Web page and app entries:
================
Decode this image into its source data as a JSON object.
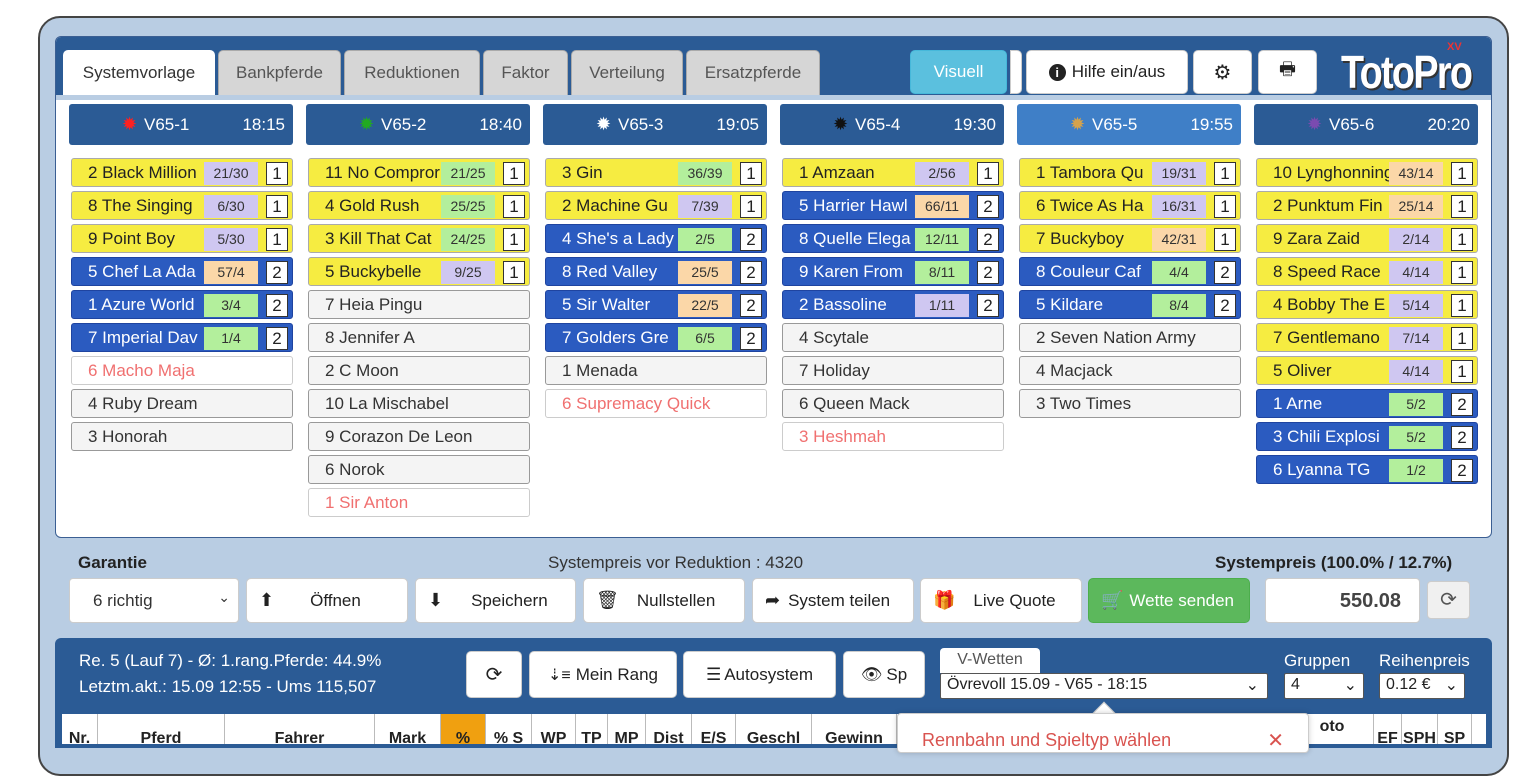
{
  "tabs": [
    "Systemvorlage",
    "Bankpferde",
    "Reduktionen",
    "Faktor",
    "Verteilung",
    "Ersatzpferde"
  ],
  "toolbar": {
    "visuell": "Visuell",
    "hilfe": "Hilfe ein/aus",
    "logo": "TotoPro",
    "logo_badge": "XV"
  },
  "races": [
    {
      "name": "V65-1",
      "time": "18:15",
      "icon_color": "#ff2020",
      "horses": [
        {
          "label": "2 Black Million",
          "odds": "21/30",
          "oc": "p",
          "rank": "1",
          "style": "y"
        },
        {
          "label": "8 The Singing",
          "odds": "6/30",
          "oc": "p",
          "rank": "1",
          "style": "y"
        },
        {
          "label": "9 Point Boy",
          "odds": "5/30",
          "oc": "p",
          "rank": "1",
          "style": "y"
        },
        {
          "label": "5 Chef La Ada",
          "odds": "57/4",
          "oc": "o",
          "rank": "2",
          "style": "b"
        },
        {
          "label": "1 Azure World",
          "odds": "3/4",
          "oc": "g",
          "rank": "2",
          "style": "b"
        },
        {
          "label": "7 Imperial Dav",
          "odds": "1/4",
          "oc": "g",
          "rank": "2",
          "style": "b"
        },
        {
          "label": "6 Macho Maja",
          "style": "r"
        },
        {
          "label": "4 Ruby Dream",
          "style": "n"
        },
        {
          "label": "3 Honorah",
          "style": "n"
        }
      ]
    },
    {
      "name": "V65-2",
      "time": "18:40",
      "icon_color": "#22aa22",
      "horses": [
        {
          "label": "11 No Compror",
          "odds": "21/25",
          "oc": "g",
          "rank": "1",
          "style": "y"
        },
        {
          "label": "4 Gold Rush",
          "odds": "25/25",
          "oc": "g",
          "rank": "1",
          "style": "y"
        },
        {
          "label": "3 Kill That Cat",
          "odds": "24/25",
          "oc": "g",
          "rank": "1",
          "style": "y"
        },
        {
          "label": "5 Buckybelle",
          "odds": "9/25",
          "oc": "p",
          "rank": "1",
          "style": "y"
        },
        {
          "label": "7 Heia Pingu",
          "style": "n"
        },
        {
          "label": "8 Jennifer A",
          "style": "n"
        },
        {
          "label": "2 C Moon",
          "style": "n"
        },
        {
          "label": "10 La Mischabel",
          "style": "n"
        },
        {
          "label": "9 Corazon De Leon",
          "style": "n"
        },
        {
          "label": "6 Norok",
          "style": "n"
        },
        {
          "label": "1 Sir Anton",
          "style": "r"
        }
      ]
    },
    {
      "name": "V65-3",
      "time": "19:05",
      "icon_color": "#ffffff",
      "horses": [
        {
          "label": "3 Gin",
          "odds": "36/39",
          "oc": "g",
          "rank": "1",
          "style": "y"
        },
        {
          "label": "2 Machine Gu",
          "odds": "7/39",
          "oc": "p",
          "rank": "1",
          "style": "y"
        },
        {
          "label": "4 She's a Lady",
          "odds": "2/5",
          "oc": "g",
          "rank": "2",
          "style": "b"
        },
        {
          "label": "8 Red Valley",
          "odds": "25/5",
          "oc": "o",
          "rank": "2",
          "style": "b"
        },
        {
          "label": "5 Sir Walter",
          "odds": "22/5",
          "oc": "o",
          "rank": "2",
          "style": "b"
        },
        {
          "label": "7 Golders Gre",
          "odds": "6/5",
          "oc": "g",
          "rank": "2",
          "style": "b"
        },
        {
          "label": "1 Menada",
          "style": "n"
        },
        {
          "label": "6 Supremacy Quick",
          "style": "r"
        }
      ]
    },
    {
      "name": "V65-4",
      "time": "19:30",
      "icon_color": "#111111",
      "horses": [
        {
          "label": "1 Amzaan",
          "odds": "2/56",
          "oc": "p",
          "rank": "1",
          "style": "y"
        },
        {
          "label": "5 Harrier Hawl",
          "odds": "66/11",
          "oc": "o",
          "rank": "2",
          "style": "b"
        },
        {
          "label": "8 Quelle Elega",
          "odds": "12/11",
          "oc": "g",
          "rank": "2",
          "style": "b"
        },
        {
          "label": "9 Karen From",
          "odds": "8/11",
          "oc": "g",
          "rank": "2",
          "style": "b"
        },
        {
          "label": "2 Bassoline",
          "odds": "1/11",
          "oc": "p",
          "rank": "2",
          "style": "b"
        },
        {
          "label": "4 Scytale",
          "style": "n"
        },
        {
          "label": "7 Holiday",
          "style": "n"
        },
        {
          "label": "6 Queen Mack",
          "style": "n"
        },
        {
          "label": "3 Heshmah",
          "style": "r"
        }
      ]
    },
    {
      "name": "V65-5",
      "time": "19:55",
      "icon_color": "#d4a24c",
      "horses": [
        {
          "label": "1 Tambora Qu",
          "odds": "19/31",
          "oc": "p",
          "rank": "1",
          "style": "y"
        },
        {
          "label": "6 Twice As Ha",
          "odds": "16/31",
          "oc": "p",
          "rank": "1",
          "style": "y"
        },
        {
          "label": "7 Buckyboy",
          "odds": "42/31",
          "oc": "o",
          "rank": "1",
          "style": "y"
        },
        {
          "label": "8 Couleur Caf",
          "odds": "4/4",
          "oc": "g",
          "rank": "2",
          "style": "b"
        },
        {
          "label": "5 Kildare",
          "odds": "8/4",
          "oc": "g",
          "rank": "2",
          "style": "b"
        },
        {
          "label": "2 Seven Nation Army",
          "style": "n"
        },
        {
          "label": "4 Macjack",
          "style": "n"
        },
        {
          "label": "3 Two Times",
          "style": "n"
        }
      ]
    },
    {
      "name": "V65-6",
      "time": "20:20",
      "icon_color": "#7b4bb0",
      "horses": [
        {
          "label": "10 Lynghonning",
          "odds": "43/14",
          "oc": "o",
          "rank": "1",
          "style": "y"
        },
        {
          "label": "2 Punktum Fin",
          "odds": "25/14",
          "oc": "o",
          "rank": "1",
          "style": "y"
        },
        {
          "label": "9 Zara Zaid",
          "odds": "2/14",
          "oc": "p",
          "rank": "1",
          "style": "y"
        },
        {
          "label": "8 Speed Race",
          "odds": "4/14",
          "oc": "p",
          "rank": "1",
          "style": "y"
        },
        {
          "label": "4 Bobby The E",
          "odds": "5/14",
          "oc": "p",
          "rank": "1",
          "style": "y"
        },
        {
          "label": "7 Gentlemano",
          "odds": "7/14",
          "oc": "p",
          "rank": "1",
          "style": "y"
        },
        {
          "label": "5 Oliver",
          "odds": "4/14",
          "oc": "p",
          "rank": "1",
          "style": "y"
        },
        {
          "label": "1 Arne",
          "odds": "5/2",
          "oc": "g",
          "rank": "2",
          "style": "b"
        },
        {
          "label": "3 Chili Explosi",
          "odds": "5/2",
          "oc": "g",
          "rank": "2",
          "style": "b"
        },
        {
          "label": "6 Lyanna TG",
          "odds": "1/2",
          "oc": "g",
          "rank": "2",
          "style": "b"
        }
      ]
    }
  ],
  "system": {
    "garantie_label": "Garantie",
    "preis_vor": "Systempreis vor Reduktion : 4320",
    "preis_label": "Systempreis (100.0% / 12.7%)",
    "garantie_value": "6 richtig",
    "preis_value": "550.08"
  },
  "actions": {
    "oeffnen": "Öffnen",
    "speichern": "Speichern",
    "nullstellen": "Nullstellen",
    "teilen": "System teilen",
    "live": "Live Quote",
    "senden": "Wette senden"
  },
  "bottom": {
    "line1": "Re. 5 (Lauf 7) - Ø: 1.rang.Pferde: 44.9%",
    "line2": "Letztm.akt.: 15.09 12:55 - Ums 115,507",
    "mein_rang": "Mein Rang",
    "autosystem": "Autosystem",
    "sp": "Sp",
    "vwetten_tab": "V-Wetten",
    "vwetten_value": "Övrevoll 15.09 - V65 - 18:15",
    "gruppen_label": "Gruppen",
    "gruppen_value": "4",
    "reihenpreis_label": "Reihenpreis",
    "reihenpreis_value": "0.12 €"
  },
  "table_headers": [
    "Nr.",
    "Pferd",
    "Fahrer",
    "Mark",
    "%",
    "% S",
    "WP",
    "TP",
    "MP",
    "Dist",
    "E/S",
    "Geschl",
    "Gewinn",
    "oto",
    "EF",
    "SPH",
    "SP"
  ],
  "toast": "Rennbahn und Spieltyp wählen"
}
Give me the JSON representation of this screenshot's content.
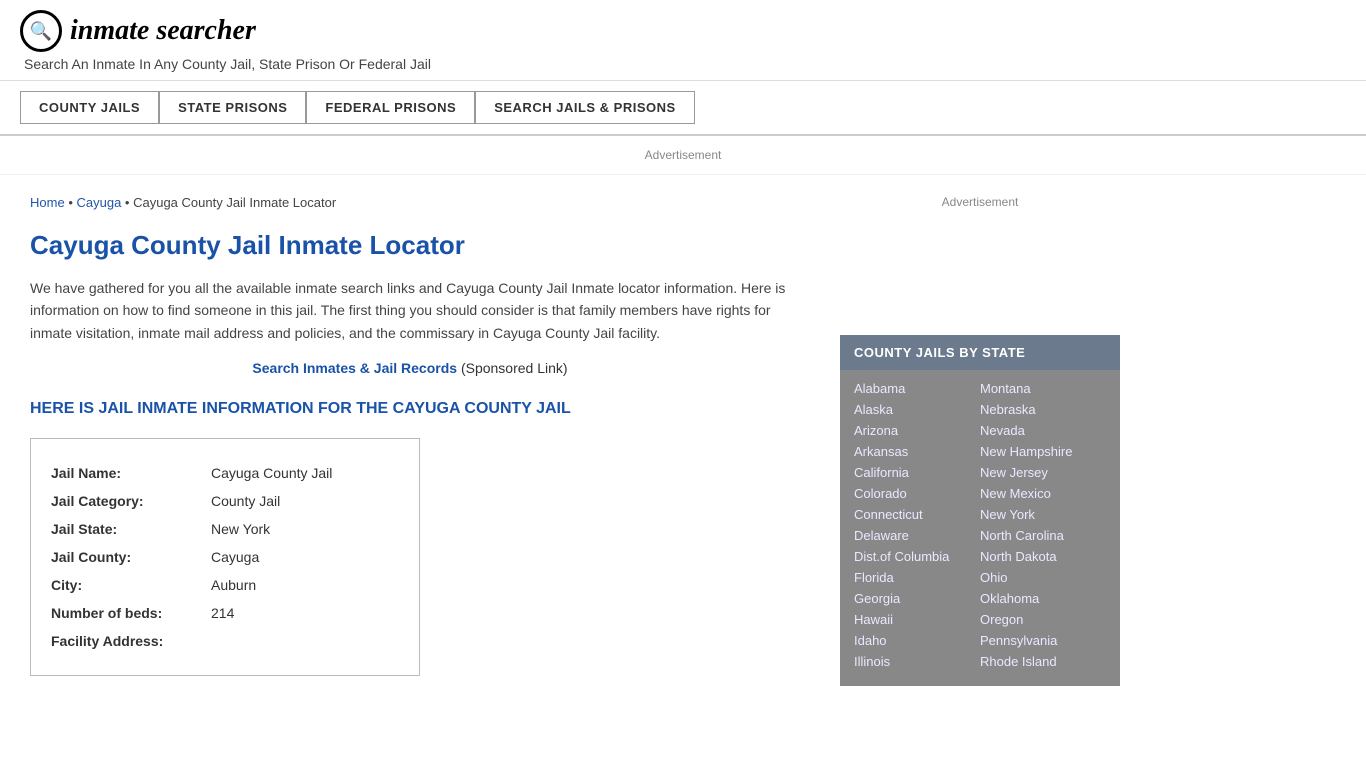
{
  "header": {
    "logo_icon": "🔍",
    "logo_text": "inmate searcher",
    "tagline": "Search An Inmate In Any County Jail, State Prison Or Federal Jail"
  },
  "nav": {
    "items": [
      {
        "id": "county-jails",
        "label": "COUNTY JAILS"
      },
      {
        "id": "state-prisons",
        "label": "STATE PRISONS"
      },
      {
        "id": "federal-prisons",
        "label": "FEDERAL PRISONS"
      },
      {
        "id": "search-jails",
        "label": "SEARCH JAILS & PRISONS"
      }
    ]
  },
  "ad_top": "Advertisement",
  "breadcrumb": {
    "home": "Home",
    "cayuga": "Cayuga",
    "current": "Cayuga County Jail Inmate Locator"
  },
  "page_title": "Cayuga County Jail Inmate Locator",
  "description": "We have gathered for you all the available inmate search links and Cayuga County Jail Inmate locator information. Here is information on how to find someone in this jail. The first thing you should consider is that family members have rights for inmate visitation, inmate mail address and policies, and the commissary in Cayuga County Jail facility.",
  "sponsored": {
    "link_text": "Search Inmates & Jail Records",
    "note": "(Sponsored Link)"
  },
  "section_heading": "HERE IS JAIL INMATE INFORMATION FOR THE CAYUGA COUNTY JAIL",
  "info_box": {
    "fields": [
      {
        "label": "Jail Name:",
        "value": "Cayuga County Jail"
      },
      {
        "label": "Jail Category:",
        "value": "County Jail"
      },
      {
        "label": "Jail State:",
        "value": "New York"
      },
      {
        "label": "Jail County:",
        "value": "Cayuga"
      },
      {
        "label": "City:",
        "value": "Auburn"
      },
      {
        "label": "Number of beds:",
        "value": "214"
      },
      {
        "label": "Facility Address:",
        "value": ""
      }
    ]
  },
  "ad_sidebar": "Advertisement",
  "state_box": {
    "title": "COUNTY JAILS BY STATE",
    "left_col": [
      "Alabama",
      "Alaska",
      "Arizona",
      "Arkansas",
      "California",
      "Colorado",
      "Connecticut",
      "Delaware",
      "Dist.of Columbia",
      "Florida",
      "Georgia",
      "Hawaii",
      "Idaho",
      "Illinois"
    ],
    "right_col": [
      "Montana",
      "Nebraska",
      "Nevada",
      "New Hampshire",
      "New Jersey",
      "New Mexico",
      "New York",
      "North Carolina",
      "North Dakota",
      "Ohio",
      "Oklahoma",
      "Oregon",
      "Pennsylvania",
      "Rhode Island"
    ]
  }
}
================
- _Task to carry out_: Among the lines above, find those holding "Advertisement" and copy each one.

- _Result of the exercise_:
  "ad_top": "Advertisement",
  "ad_sidebar": "Advertisement",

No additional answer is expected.